Fleet expansion would cost $25 billion a year for 30 years, CBO finds
The former undersecretary of the Navy said Wednesday that President Donald Trump’s proposal to increase the defense budget by $54 billion next year will not provide the service with enough money to meet the president’s goal of expanding the Navy’s fleet to 350 ships.
Janine Davidson, who has nearly 30 years of experience in military operations, said the Trump administration’s proposed 10 percent spike in defense spending for fiscal year 2018 will not solve the Navy’s readiness challenges, in large part because the current fleet is very outdated.
“We have a very long way to go. We have an enormous readiness problem in the Navy … that I think is going to be a lot harder to get out of than people realize,” Davidson said during an event at the conservative Hudson Institute in Washington, D.C. “While people are focused on building more, we have to at the same time be operating the Navy that we have.”
On the campaign trail, Trump echoed calls from Republican lawmakers and military experts to expand the Navy’s fleet from 274 ships to 350, which would mark the largest naval buildup since the Reagan administration. The proposal is just shy of the 355 ships requested by the Navy in December, and surpasses the service’s earlier goal of 308 ships.
Expanding the Navy to 350 ships would cost an estimated $25 billion a year over the next 30 years, or 60 percent above the historical average amount allocated for shipbuilding, the nonpartisan Congressional Budget Office projected in a January report.
The plan’s implementation is likely to face challenges given defense spending caps set by the 2011 Budget Control Act, which is scheduled to remain in effect through 2021. Congressional Republicans can repeal the bill, but divisions within the party about how to reduce the deficit will likely complicate the process.
Davidson said costs to rebuild and expand the naval fleet have drastically increased because of sequestration and the failure to invest over time in sustainment programs.
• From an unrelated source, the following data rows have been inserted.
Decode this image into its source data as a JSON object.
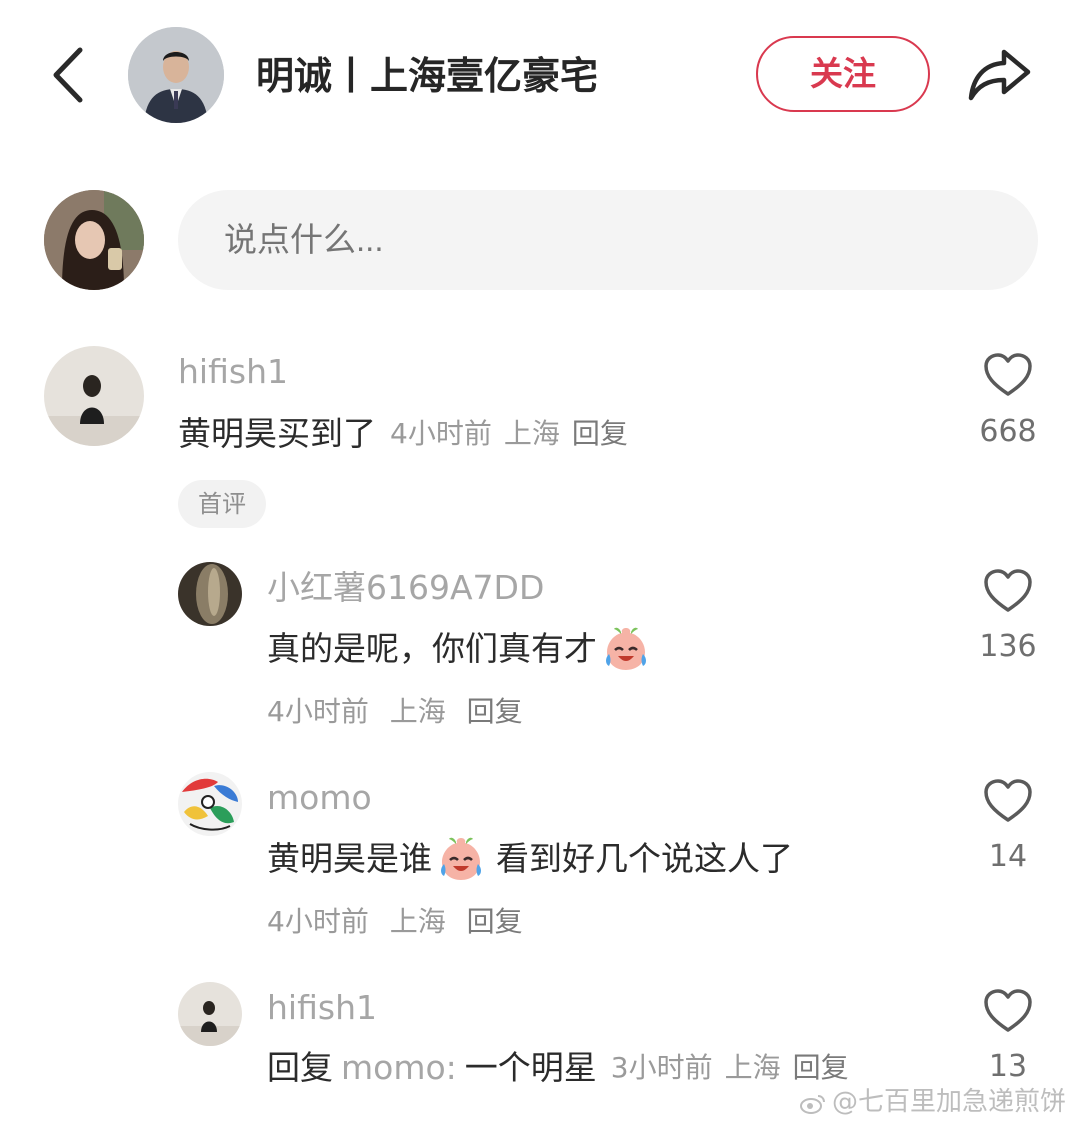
{
  "header": {
    "title": "明诚丨上海壹亿豪宅",
    "follow_label": "关注"
  },
  "comment_input": {
    "placeholder": "说点什么..."
  },
  "comments": [
    {
      "username": "hifish1",
      "text": "黄明昊买到了",
      "time": "4小时前",
      "location": "上海",
      "reply_label": "回复",
      "likes": "668",
      "badge": "首评"
    }
  ],
  "replies": [
    {
      "username": "小红薯6169A7DD",
      "text": "真的是呢，你们真有才",
      "time": "4小时前",
      "location": "上海",
      "reply_label": "回复",
      "likes": "136",
      "emoji": "crying-laughing-face"
    },
    {
      "username": "momo",
      "text_before": "黄明昊是谁",
      "text_after": "看到好几个说这人了",
      "time": "4小时前",
      "location": "上海",
      "reply_label": "回复",
      "likes": "14",
      "emoji": "crying-laughing-face"
    },
    {
      "username": "hifish1",
      "reply_prefix": "回复",
      "reply_target": "momo:",
      "text": "一个明星",
      "time": "3小时前",
      "location": "上海",
      "reply_label": "回复",
      "likes": "13"
    }
  ],
  "watermark": "@七百里加急递煎饼",
  "colors": {
    "accent": "#d9394f",
    "muted_text": "#a6a6a6",
    "input_bg": "#f4f4f4"
  }
}
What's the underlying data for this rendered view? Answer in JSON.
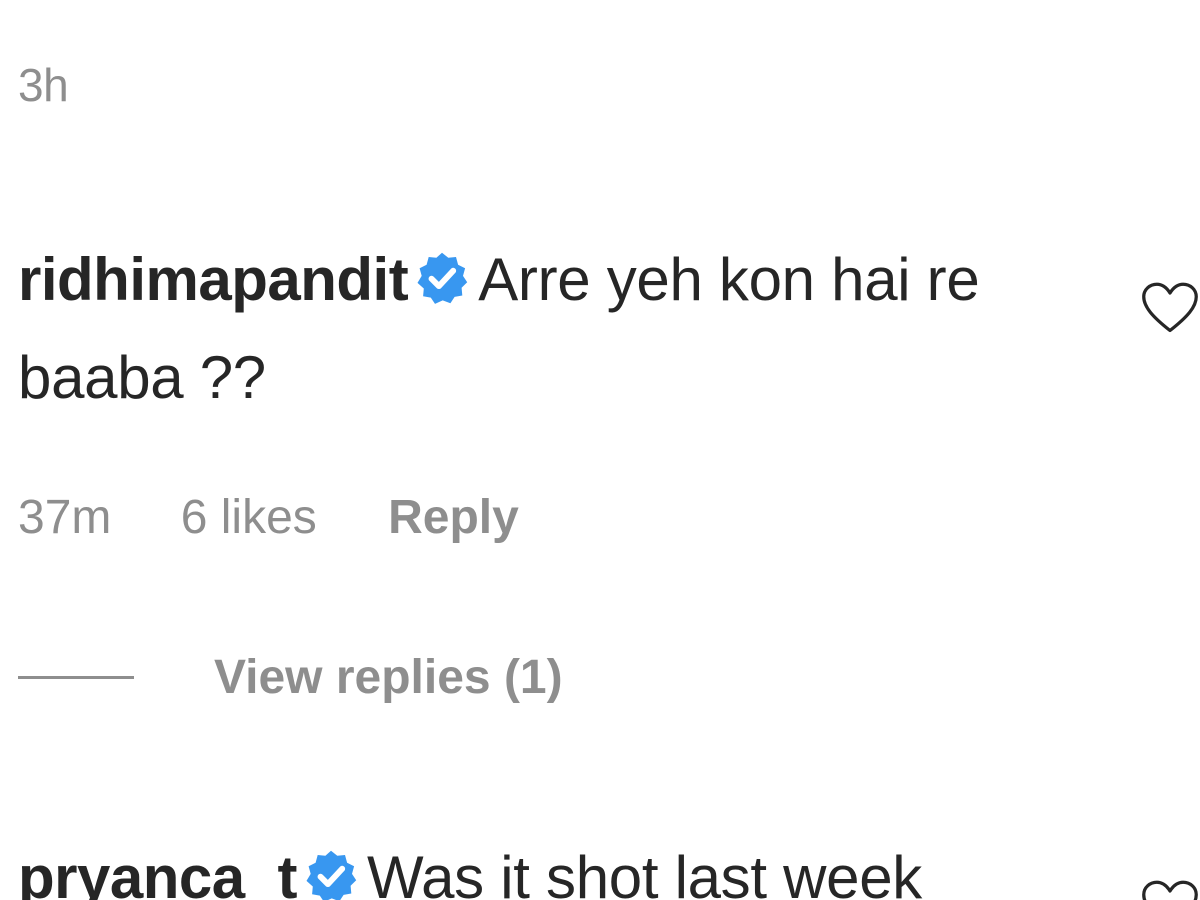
{
  "header": {
    "timestamp": "3h"
  },
  "comments": [
    {
      "username": "ridhimapandit",
      "verified": true,
      "text": "Arre yeh kon hai re baaba ??",
      "time": "37m",
      "likes": "6 likes",
      "reply_label": "Reply",
      "view_replies": "View replies (1)",
      "like_icon": "heart-outline-icon"
    },
    {
      "username": "pryanca_t",
      "verified": true,
      "text": "Was it shot last week",
      "like_icon": "heart-outline-icon"
    }
  ],
  "colors": {
    "text_primary": "#262626",
    "text_secondary": "#8e8e8e",
    "verified_blue": "#3897f0",
    "background": "#ffffff"
  }
}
“I think that people are probably a little sticker shocked by how much it actually costs to operate our Navy, how much it actually costs to go to war,” Davidson said. “We’ve been operating at full-throttle since 9/11, even before that, and our planes are broken, our ships are old, and people don’t talk about that as much.”
Bryan Clark, a senior fellow at the Center for Strategic and Budgetary Assessments, said the United States’s overuse of its shrinking Navy has caused serious backlogs in needed maintenance.
For the past two decades, the United States has deployed 100 ships continuously at sea, despite a smaller fleet. As a result, the Navy has been forced to deploy ships more frequently and for longer periods of time.
In 1998, only 4 percent of ship deployments lasted longer than six months. Today, every single deployment is longer than six months. Clark said this has caused many of the Navy’s ships to skip maintenance, compounding problems the service faces today.
“The reason we’ve been unable to do the maintenance is because everybody’s out there getting deployed,” Clark said at the Hudson Institute. “We need to keep ships in port, we need to get the F-18s back into the depots.”
The administration has not yet detailed what types of ships would be added to the fleet in the proposed expansion. Clark said the Navy has requested additional submarines, surface ships, and amphibious ships.
Trump is expected to submit a budget blueprint to Congress on March 13.